PawPADs service dogs help veterans, disabled
When I hear midlife crisis, my mind immediately conjures up an image of a middle-aged male buying a red convertible, quitting his job, sporting a toupee, and hitting the bars for a last ditch effort to regain his youth.
But, what’s it like for a woman?
Well, for Linda Ball it meant moving to Minnesota in 2007 and creating an organization that provided service dogs to at-risk youth, the developmentally disabled, veterans, and prisoners. Not exactly your stereotypical midlife crisis, but Ball insists that is exactly what it was for her.
Prior to her “midlife crisis,” Ball was doing humanitarian work overseas, but says, “it was difficult to continue that pattern.” So instead, she returned to the United States to spend her time training dogs to work with people with unique challenges. From this, Pawsitive Perspectives Assistance Dogs (PawPADs) was born.
“I went to school in California to learn how to train service dogs,” says Ball. “Since we moved to Minnesota, everything has been magical—it has just felt right.”
Although she admits to getting frustrated during the early stages while training dogs out of her garage—and nearly giving up after banking her inheritance on the success of PawPADs—Ball was laser-focused on making it work. It didn’t take long for things to start improving.
“I met a woman at a garage sale and she donated seven acres of land,” says Ball. “I’m not sure if it was karma, but there were good cosmic things coming our way.”
As Ball’s service dogs became entrenched in the community, word spread about the great work that PawPADs was doing. Soon after opening her doors, Ball received a phone call from a prison director inviting her to be part of their prisoner rehabilitation program. More than three years later, the prison program is a great success.
“The dogs are being so well trained and the looks of accomplishment on the prisoners’ faces is great,” says Ball. “I really enjoy the prison program.”
Still, Ball is amazed by the transformations she sees from the young people who work with her dogs.
“When you hear from teachers that this particular child had a really tough week and has been acting out, and then you see them with their dog, it’s just incredible,” says Ball.
Ball and her service dogs also work with veterans suffering from Post-traumatic Stress Disorder (PTSD).
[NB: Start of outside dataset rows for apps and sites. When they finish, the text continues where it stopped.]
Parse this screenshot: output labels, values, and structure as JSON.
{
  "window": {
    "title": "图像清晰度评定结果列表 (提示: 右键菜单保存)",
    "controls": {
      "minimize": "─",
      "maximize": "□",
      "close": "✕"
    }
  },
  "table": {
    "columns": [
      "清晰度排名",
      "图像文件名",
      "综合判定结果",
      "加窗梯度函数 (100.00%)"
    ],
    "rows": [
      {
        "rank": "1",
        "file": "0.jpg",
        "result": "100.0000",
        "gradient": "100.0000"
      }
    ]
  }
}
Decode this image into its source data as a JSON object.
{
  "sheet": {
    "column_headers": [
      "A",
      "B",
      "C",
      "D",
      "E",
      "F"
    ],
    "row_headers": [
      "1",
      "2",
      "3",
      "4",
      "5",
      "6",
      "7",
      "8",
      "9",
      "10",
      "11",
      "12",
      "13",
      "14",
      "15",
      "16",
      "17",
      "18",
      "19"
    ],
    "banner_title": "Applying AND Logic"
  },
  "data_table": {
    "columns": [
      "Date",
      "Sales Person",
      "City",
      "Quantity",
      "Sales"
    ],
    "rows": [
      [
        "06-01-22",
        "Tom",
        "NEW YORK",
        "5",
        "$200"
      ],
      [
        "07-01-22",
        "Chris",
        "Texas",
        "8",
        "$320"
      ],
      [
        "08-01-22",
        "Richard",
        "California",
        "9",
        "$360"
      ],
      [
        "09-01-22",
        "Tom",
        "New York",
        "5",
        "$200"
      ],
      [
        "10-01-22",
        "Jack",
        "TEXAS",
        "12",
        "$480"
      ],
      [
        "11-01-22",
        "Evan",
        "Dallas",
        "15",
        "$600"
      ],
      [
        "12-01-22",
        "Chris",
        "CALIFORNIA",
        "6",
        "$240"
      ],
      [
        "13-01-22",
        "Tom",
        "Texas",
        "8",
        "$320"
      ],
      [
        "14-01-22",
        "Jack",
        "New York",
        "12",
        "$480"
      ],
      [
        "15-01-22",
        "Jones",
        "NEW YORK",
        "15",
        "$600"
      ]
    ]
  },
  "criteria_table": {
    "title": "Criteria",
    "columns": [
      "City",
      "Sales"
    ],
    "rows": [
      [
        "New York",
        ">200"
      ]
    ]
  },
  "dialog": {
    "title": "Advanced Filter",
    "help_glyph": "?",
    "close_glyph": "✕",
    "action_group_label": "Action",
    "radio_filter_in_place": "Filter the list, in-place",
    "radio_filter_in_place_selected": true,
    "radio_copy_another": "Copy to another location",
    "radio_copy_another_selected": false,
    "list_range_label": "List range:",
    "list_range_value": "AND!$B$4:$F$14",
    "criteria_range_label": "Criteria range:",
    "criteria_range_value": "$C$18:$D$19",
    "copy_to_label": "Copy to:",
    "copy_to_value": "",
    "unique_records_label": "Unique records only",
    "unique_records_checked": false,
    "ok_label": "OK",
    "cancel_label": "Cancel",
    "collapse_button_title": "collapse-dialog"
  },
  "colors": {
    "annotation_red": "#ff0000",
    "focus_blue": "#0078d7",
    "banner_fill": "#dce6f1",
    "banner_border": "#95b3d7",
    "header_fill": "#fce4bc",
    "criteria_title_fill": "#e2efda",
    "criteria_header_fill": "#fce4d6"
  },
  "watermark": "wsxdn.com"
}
“I had one gentleman who was taking nine different medications every day before we started working with him,” says Ball. “Now he has gotten to a point where he is only taking two to stay at a better level.”
PawPADs is in the process of placing their first “Diabetic Alert” dog with a child in need, which Ball says will “offer these parents the potential to sleep throughout the night for the first time in years without worrying about the safety of their child.”
These little victories are what make Ball’s work so rewarding.
“There are those moments—those powerful moments—that get me through the tough times,” says Ball. “I remember the first dog I trained. She was placed with a young girl, and the immediate connection between them—it was like she could put aside all that was wrong because she had found unconditional love.”
Ball is grateful for all of the success she has had, but there is still much to do.
“Even in this tough economic time, we have expanded rapidly in the last two years,” says Ball. “We are always in need of donations or dog food. Even if you want to volunteer on the weekend to pick up some poop—that could be one of those magical moments!”
For more information please visit PawPADS.org.